After three days of floating in the water, waiting and hoping for a rescue, search and rescue finally locate you and your daughter. You both spend several days in the hospital recovering from dehydration and the cold.
Both scenarios are common events that occur more often than one might think. In both cases, the captains could easily avoid these situations if they filed a float plan. The float plan would have shortened the distressed boaters’ time at sea and prevented unnecessary time and expense for the rescue team.
How and Where Do You File a Float Plan?
You can leave your detailed float plan with a trusted family member, reliable friend, or marina dock master. You need not file a float plan directly with the US Coast Guard before you depart. The person you give the float plan to will keep track of your journey and timeline. They will contact the Coast Guard if they cannot reach you and you are not back when you said you would be.

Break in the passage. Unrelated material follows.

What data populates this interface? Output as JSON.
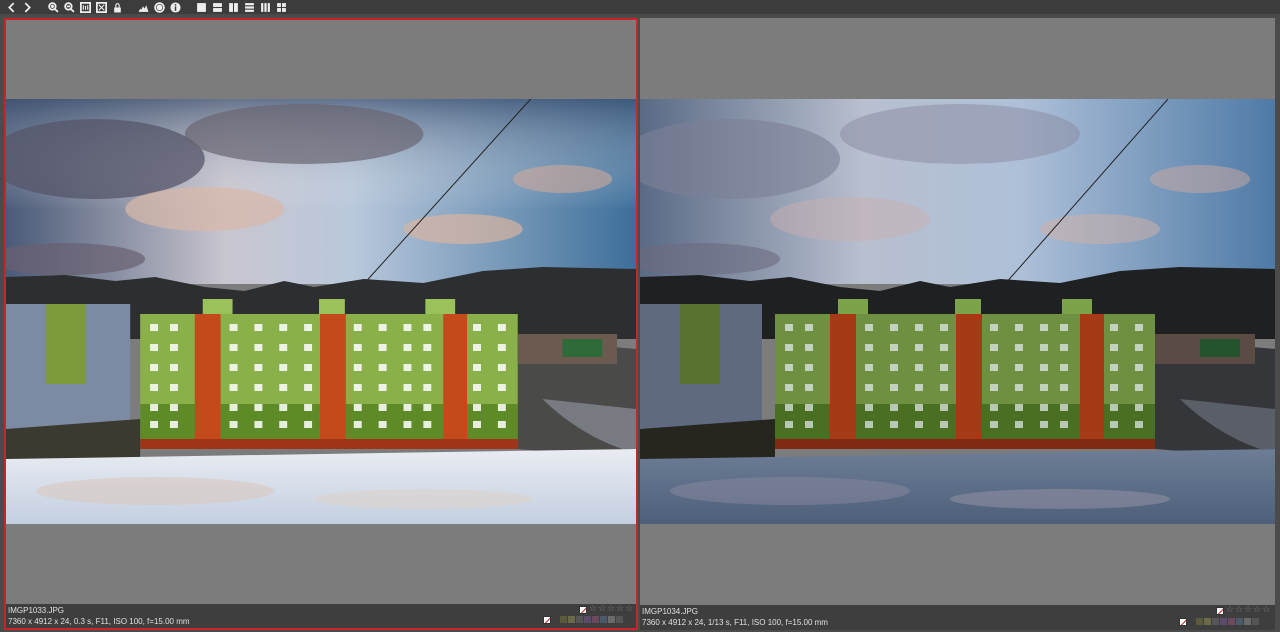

Always reach out to your contact if your plans change due to mechanical issues, traffic, personal preferences, or weather. So no extensive rescue embarks when you haven’t even left the dock yet.
Be clear on when they should respond. You don’t want your contact to panic if you’re a few minutes late. However, you don’t want them to delay too long if something happens and you’re treading water waiting for a rescue.

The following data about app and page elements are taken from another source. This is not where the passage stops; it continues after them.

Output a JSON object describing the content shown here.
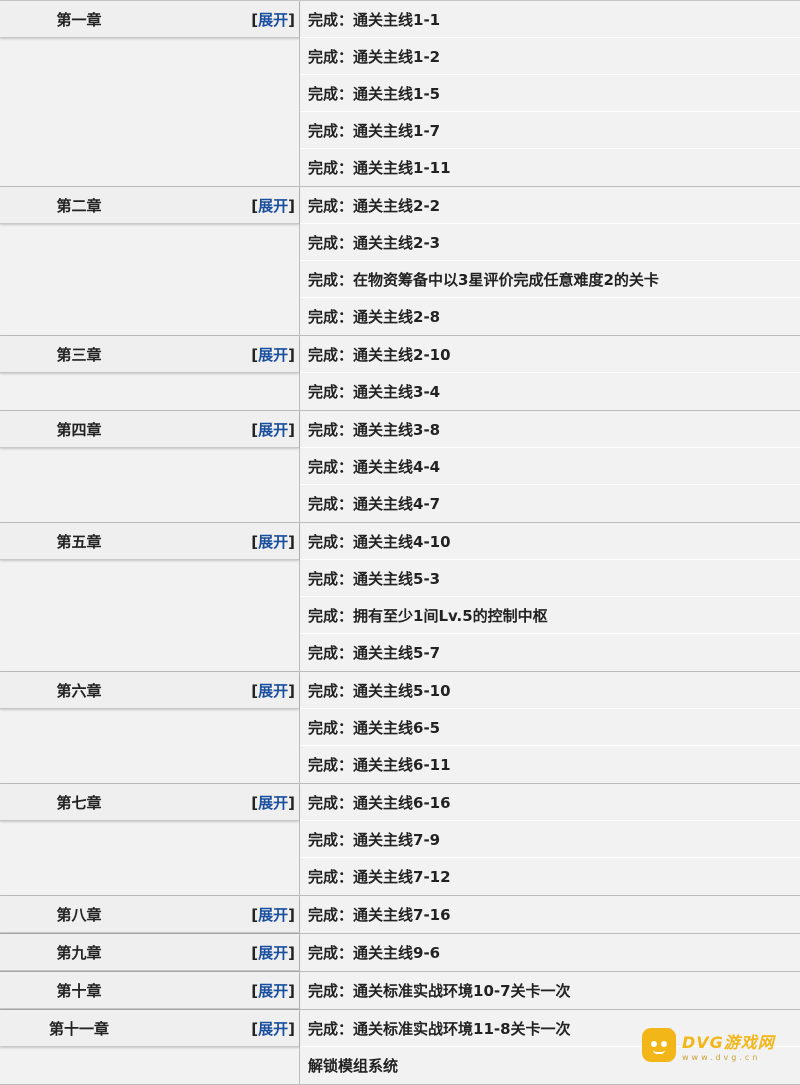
{
  "expand_text": "展开",
  "chapters": [
    {
      "title": "第一章",
      "tasks": [
        "完成：通关主线1-1",
        "完成：通关主线1-2",
        "完成：通关主线1-5",
        "完成：通关主线1-7",
        "完成：通关主线1-11"
      ]
    },
    {
      "title": "第二章",
      "tasks": [
        "完成：通关主线2-2",
        "完成：通关主线2-3",
        "完成：在物资筹备中以3星评价完成任意难度2的关卡",
        "完成：通关主线2-8"
      ]
    },
    {
      "title": "第三章",
      "tasks": [
        "完成：通关主线2-10",
        "完成：通关主线3-4"
      ]
    },
    {
      "title": "第四章",
      "tasks": [
        "完成：通关主线3-8",
        "完成：通关主线4-4",
        "完成：通关主线4-7"
      ]
    },
    {
      "title": "第五章",
      "tasks": [
        "完成：通关主线4-10",
        "完成：通关主线5-3",
        "完成：拥有至少1间Lv.5的控制中枢",
        "完成：通关主线5-7"
      ]
    },
    {
      "title": "第六章",
      "tasks": [
        "完成：通关主线5-10",
        "完成：通关主线6-5",
        "完成：通关主线6-11"
      ]
    },
    {
      "title": "第七章",
      "tasks": [
        "完成：通关主线6-16",
        "完成：通关主线7-9",
        "完成：通关主线7-12"
      ]
    },
    {
      "title": "第八章",
      "tasks": [
        "完成：通关主线7-16"
      ]
    },
    {
      "title": "第九章",
      "tasks": [
        "完成：通关主线9-6"
      ]
    },
    {
      "title": "第十章",
      "tasks": [
        "完成：通关标准实战环境10-7关卡一次"
      ]
    },
    {
      "title": "第十一章",
      "tasks": [
        "完成：通关标准实战环境11-8关卡一次",
        "解锁模组系统"
      ]
    }
  ],
  "watermark": {
    "title": "DVG游戏网",
    "subtitle": "www.dvg.cn",
    "color": "#f3b619"
  }
}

Where Can I Find the Forms to Create a Float Plan?
There are many resources to help guide you in creating a float plan. You can find an excellent resource at USCG Auxiliary Float Plan. Remember, you will not file this form with the Coast Guard. Page 3 gives a detailed guide to your contact person on the proper steps to take to notify authorities if the situation calls for it.
What Responsibilities Do I Have When I File a Float Plan?
When you file a float plan, it is your responsibility to keep your contact informed of any changes and to “close out” your float plan when you return. Never leave your contact person wondering if you returned safely.
A Few Additional Safety Tips
If you plan to embark on a more extended voyage, here are a few tips to help give you and your loved ones waiting at home peace of mind.
- Register with BoatUS Members to request a free Maritime Mobile Service Identity (MMSI). Properly install an Automatic identification system (AIS) transponder. These transponders automatically provide the position and identification of your ship to other ships and the coastal authorities. Family and friends can plug your MMSI number into an AIS tracking website to pinpoint your location and watch your progress.
- During your trip, occasionally try texting, emailing, and calling your float plan contact person to ensure you can get through if you need to.
- Check in with your contact at arrival and departure points during a long journey with multiple legs.
Here at Rocket Marine, we care about all aspects of boat safety! This is why we build top-quality boat trailers to help you and your vessel safely arrive at the water and home again. We hope you now know why you need a float plan!
Here’s to calm waters and clear skies ahead!